Source information -

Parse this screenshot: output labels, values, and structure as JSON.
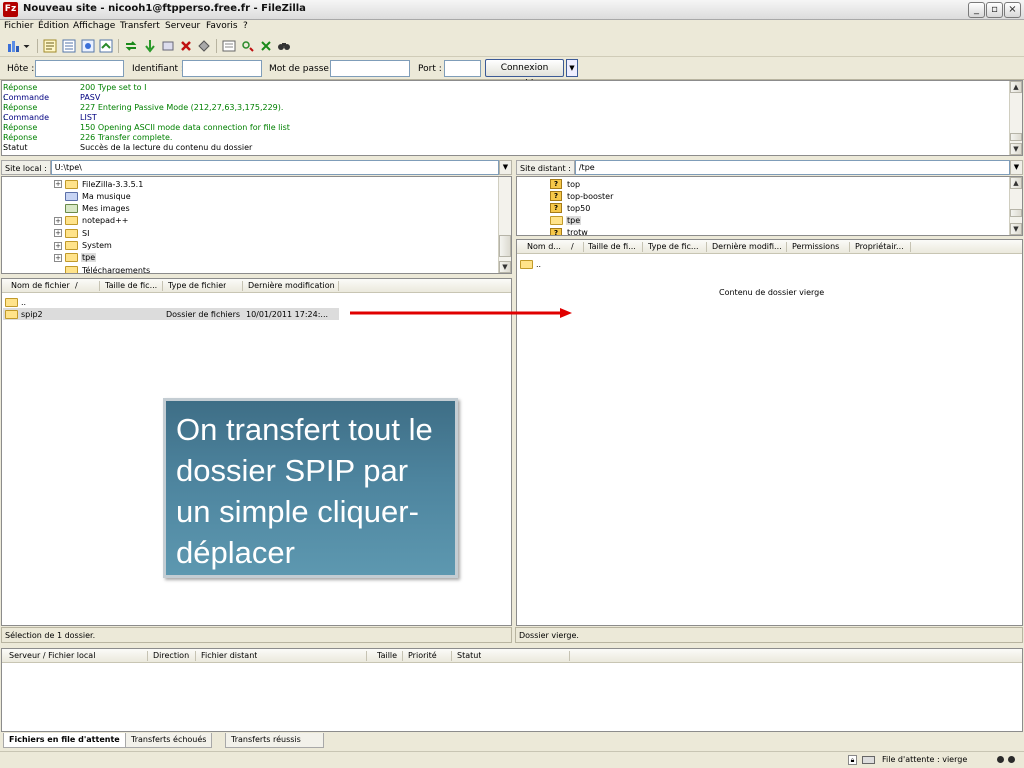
{
  "window": {
    "title": "Nouveau site - nicooh1@ftpperso.free.fr - FileZilla",
    "app_icon_letter": "Fz",
    "buttons": {
      "minimize": "_",
      "restore": "▫",
      "close": "×"
    }
  },
  "menu": [
    "Fichier",
    "Édition",
    "Affichage",
    "Transfert",
    "Serveur",
    "Favoris",
    "?"
  ],
  "toolbar_icons": [
    "site-manager-icon",
    "site-manager-dropdown-icon",
    "toggle-log-icon",
    "toggle-local-tree-icon",
    "toggle-remote-tree-icon",
    "toggle-queue-icon",
    "refresh-icon",
    "process-queue-icon",
    "cancel-icon",
    "disconnect-icon",
    "reconnect-icon",
    "filter-icon",
    "compare-icon",
    "sync-browse-icon",
    "find-icon"
  ],
  "quickconnect": {
    "host_label": "Hôte :",
    "host_value": "",
    "user_label": "Identifiant :",
    "user_value": "",
    "pass_label": "Mot de passe :",
    "pass_value": "",
    "port_label": "Port :",
    "port_value": "",
    "connect_label": "Connexion rapide"
  },
  "log": [
    {
      "type": "Réponse :",
      "msg": "200 Type set to I",
      "color": "#008000"
    },
    {
      "type": "Commande :",
      "msg": "PASV",
      "color": "#000080"
    },
    {
      "type": "Réponse :",
      "msg": "227 Entering Passive Mode (212,27,63,3,175,229).",
      "color": "#008000"
    },
    {
      "type": "Commande :",
      "msg": "LIST",
      "color": "#000080"
    },
    {
      "type": "Réponse :",
      "msg": "150 Opening ASCII mode data connection for file list",
      "color": "#008000"
    },
    {
      "type": "Réponse :",
      "msg": "226 Transfer complete.",
      "color": "#008000"
    },
    {
      "type": "Statut :",
      "msg": "Succès de la lecture du contenu du dossier",
      "color": "#000000"
    }
  ],
  "local": {
    "path_label": "Site local :",
    "path": "U:\\tpe\\",
    "tree": [
      {
        "name": "FileZilla-3.3.5.1",
        "expand": true,
        "icon": "folder"
      },
      {
        "name": "Ma musique",
        "expand": false,
        "icon": "music"
      },
      {
        "name": "Mes images",
        "expand": false,
        "icon": "images"
      },
      {
        "name": "notepad++",
        "expand": true,
        "icon": "folder"
      },
      {
        "name": "SI",
        "expand": true,
        "icon": "folder"
      },
      {
        "name": "System",
        "expand": true,
        "icon": "folder"
      },
      {
        "name": "tpe",
        "expand": true,
        "icon": "folder",
        "selected": true
      },
      {
        "name": "Téléchargements",
        "expand": false,
        "icon": "folder"
      }
    ],
    "columns": [
      "Nom de fichier",
      "/",
      "Taille de fic...",
      "Type de fichier",
      "Dernière modification"
    ],
    "files": [
      {
        "name": "..",
        "type": "",
        "date": ""
      },
      {
        "name": "spip2",
        "type": "Dossier de fichiers",
        "date": "10/01/2011  17:24:..."
      }
    ],
    "status": "Sélection de 1 dossier."
  },
  "remote": {
    "path_label": "Site distant :",
    "path": "/tpe",
    "tree": [
      {
        "name": "top"
      },
      {
        "name": "top-booster"
      },
      {
        "name": "top50"
      },
      {
        "name": "tpe",
        "selected": true
      },
      {
        "name": "trotw"
      }
    ],
    "columns": [
      "Nom d...",
      "/",
      "Taille de fi...",
      "Type de fic...",
      "Dernière modifi...",
      "Permissions",
      "Propriétair..."
    ],
    "files": [
      {
        "name": ".."
      }
    ],
    "empty_message": "Contenu de dossier vierge",
    "status": "Dossier vierge."
  },
  "queue": {
    "columns": [
      "Serveur / Fichier local",
      "Direction",
      "Fichier distant",
      "Taille",
      "Priorité",
      "Statut"
    ],
    "tabs": [
      "Fichiers en file d'attente",
      "Transferts échoués",
      "Transferts réussis"
    ],
    "status": "File d'attente : vierge"
  },
  "callout": {
    "text": "On transfert tout le dossier SPIP par un simple cliquer-déplacer"
  },
  "colors": {
    "arrow": "#e00000",
    "callout_bg": "#4a7e98",
    "log_response": "#008000",
    "log_command": "#000080"
  }
}
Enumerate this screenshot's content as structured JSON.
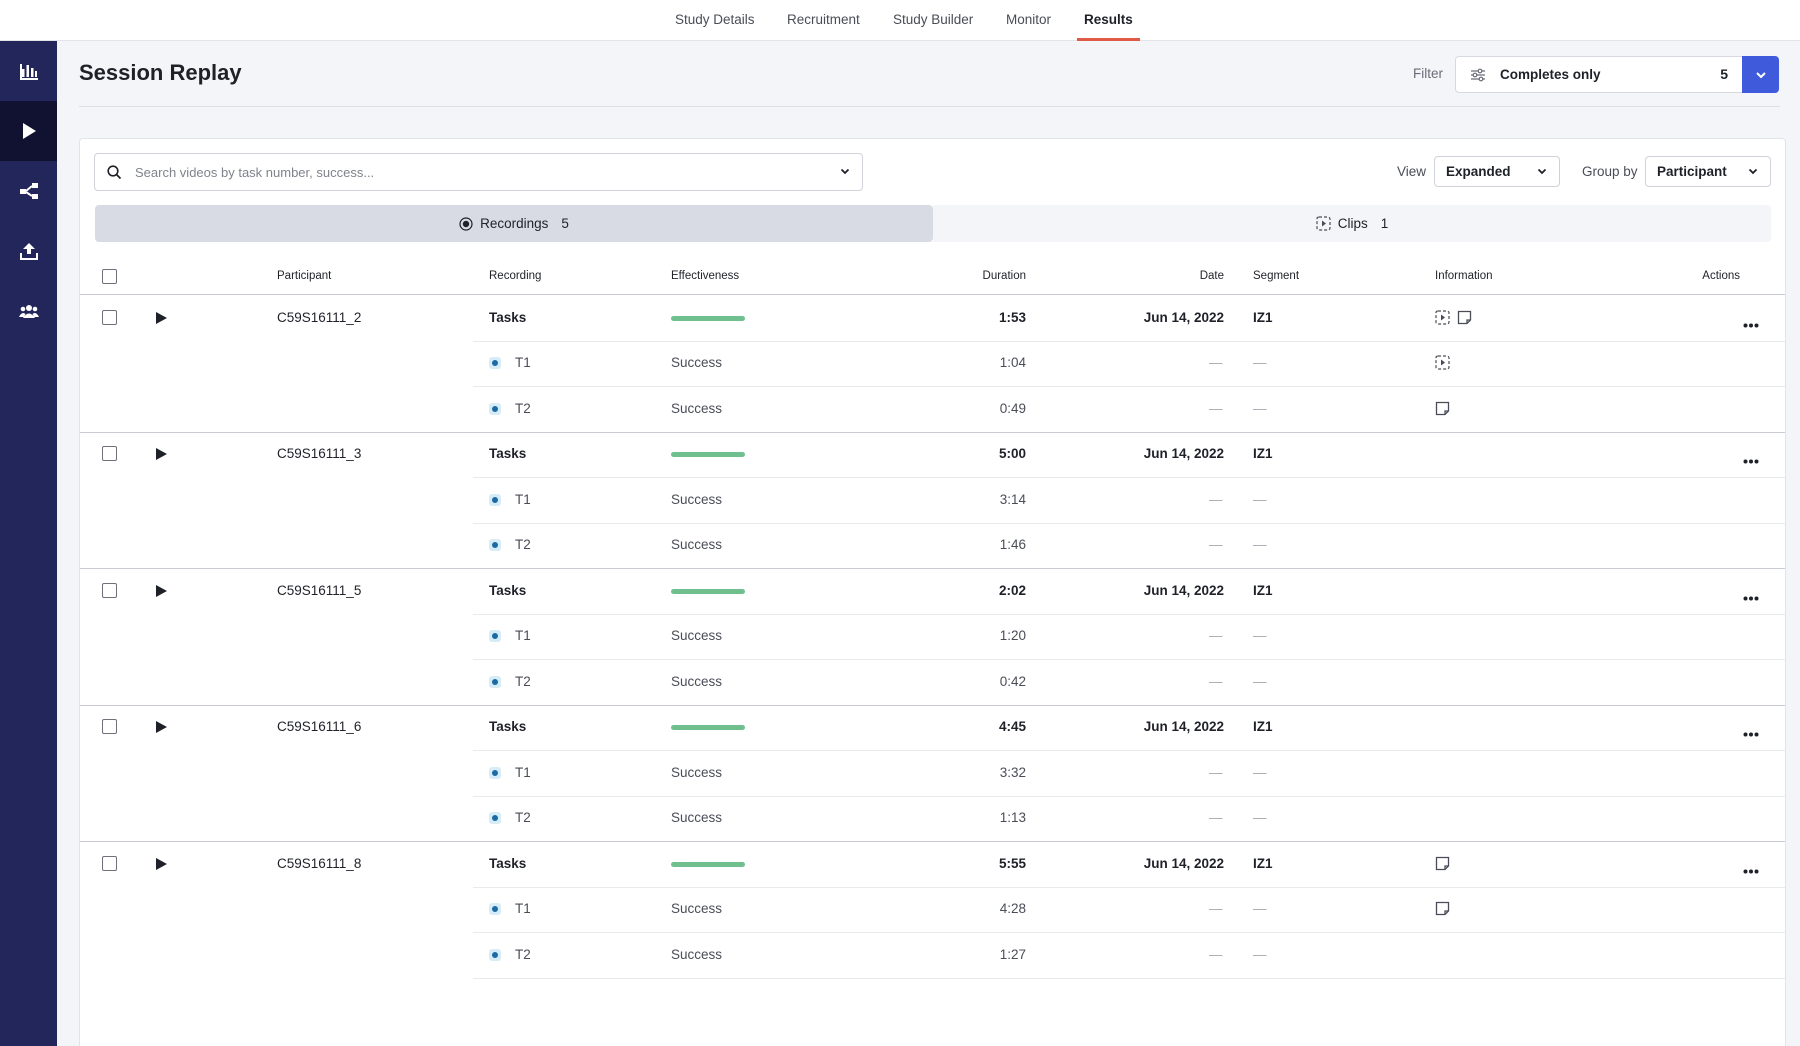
{
  "topnav": {
    "tabs": [
      {
        "label": "Study Details",
        "active": false
      },
      {
        "label": "Recruitment",
        "active": false
      },
      {
        "label": "Study Builder",
        "active": false
      },
      {
        "label": "Monitor",
        "active": false
      },
      {
        "label": "Results",
        "active": true
      }
    ]
  },
  "sidebar": {
    "items": [
      {
        "icon": "bar-chart-icon",
        "active": false
      },
      {
        "icon": "play-icon",
        "active": true
      },
      {
        "icon": "share-flow-icon",
        "active": false
      },
      {
        "icon": "upload-icon",
        "active": false
      },
      {
        "icon": "people-icon",
        "active": false
      }
    ]
  },
  "header": {
    "title": "Session Replay",
    "filter_label": "Filter",
    "filter_value": "Completes only",
    "filter_count": "5"
  },
  "toolbar": {
    "search_placeholder": "Search videos by task number, success...",
    "view_label": "View",
    "view_value": "Expanded",
    "group_label": "Group by",
    "group_value": "Participant"
  },
  "segments": {
    "recordings_label": "Recordings",
    "recordings_count": "5",
    "clips_label": "Clips",
    "clips_count": "1"
  },
  "table": {
    "columns": {
      "participant": "Participant",
      "recording": "Recording",
      "effectiveness": "Effectiveness",
      "duration": "Duration",
      "date": "Date",
      "segment": "Segment",
      "information": "Information",
      "actions": "Actions"
    },
    "dash": "—",
    "groups": [
      {
        "participant": "C59S16111_2",
        "recording": "Tasks",
        "effectiveness": 1.0,
        "duration": "1:53",
        "date": "Jun 14, 2022",
        "segment": "IZ1",
        "info": [
          "clip-icon",
          "note-icon"
        ],
        "tasks": [
          {
            "task": "T1",
            "result": "Success",
            "duration": "1:04",
            "info": [
              "clip-icon"
            ]
          },
          {
            "task": "T2",
            "result": "Success",
            "duration": "0:49",
            "info": [
              "note-icon"
            ]
          }
        ]
      },
      {
        "participant": "C59S16111_3",
        "recording": "Tasks",
        "effectiveness": 1.0,
        "duration": "5:00",
        "date": "Jun 14, 2022",
        "segment": "IZ1",
        "info": [],
        "tasks": [
          {
            "task": "T1",
            "result": "Success",
            "duration": "3:14",
            "info": []
          },
          {
            "task": "T2",
            "result": "Success",
            "duration": "1:46",
            "info": []
          }
        ]
      },
      {
        "participant": "C59S16111_5",
        "recording": "Tasks",
        "effectiveness": 1.0,
        "duration": "2:02",
        "date": "Jun 14, 2022",
        "segment": "IZ1",
        "info": [],
        "tasks": [
          {
            "task": "T1",
            "result": "Success",
            "duration": "1:20",
            "info": []
          },
          {
            "task": "T2",
            "result": "Success",
            "duration": "0:42",
            "info": []
          }
        ]
      },
      {
        "participant": "C59S16111_6",
        "recording": "Tasks",
        "effectiveness": 1.0,
        "duration": "4:45",
        "date": "Jun 14, 2022",
        "segment": "IZ1",
        "info": [],
        "tasks": [
          {
            "task": "T1",
            "result": "Success",
            "duration": "3:32",
            "info": []
          },
          {
            "task": "T2",
            "result": "Success",
            "duration": "1:13",
            "info": []
          }
        ]
      },
      {
        "participant": "C59S16111_8",
        "recording": "Tasks",
        "effectiveness": 1.0,
        "duration": "5:55",
        "date": "Jun 14, 2022",
        "segment": "IZ1",
        "info": [
          "note-icon"
        ],
        "tasks": [
          {
            "task": "T1",
            "result": "Success",
            "duration": "4:28",
            "info": [
              "note-icon"
            ]
          },
          {
            "task": "T2",
            "result": "Success",
            "duration": "1:27",
            "info": []
          }
        ]
      }
    ]
  },
  "colors": {
    "sidebar_bg": "#23265a",
    "accent": "#3f5bdc",
    "active_tab_underline": "#e05a47",
    "effectiveness_bar": "#6fbf8f"
  }
}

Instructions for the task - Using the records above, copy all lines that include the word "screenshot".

Exercise result -
Parse this screenshot: output labels, values, and structure as JSON.
Enumerate this screenshot's content as structured JSON.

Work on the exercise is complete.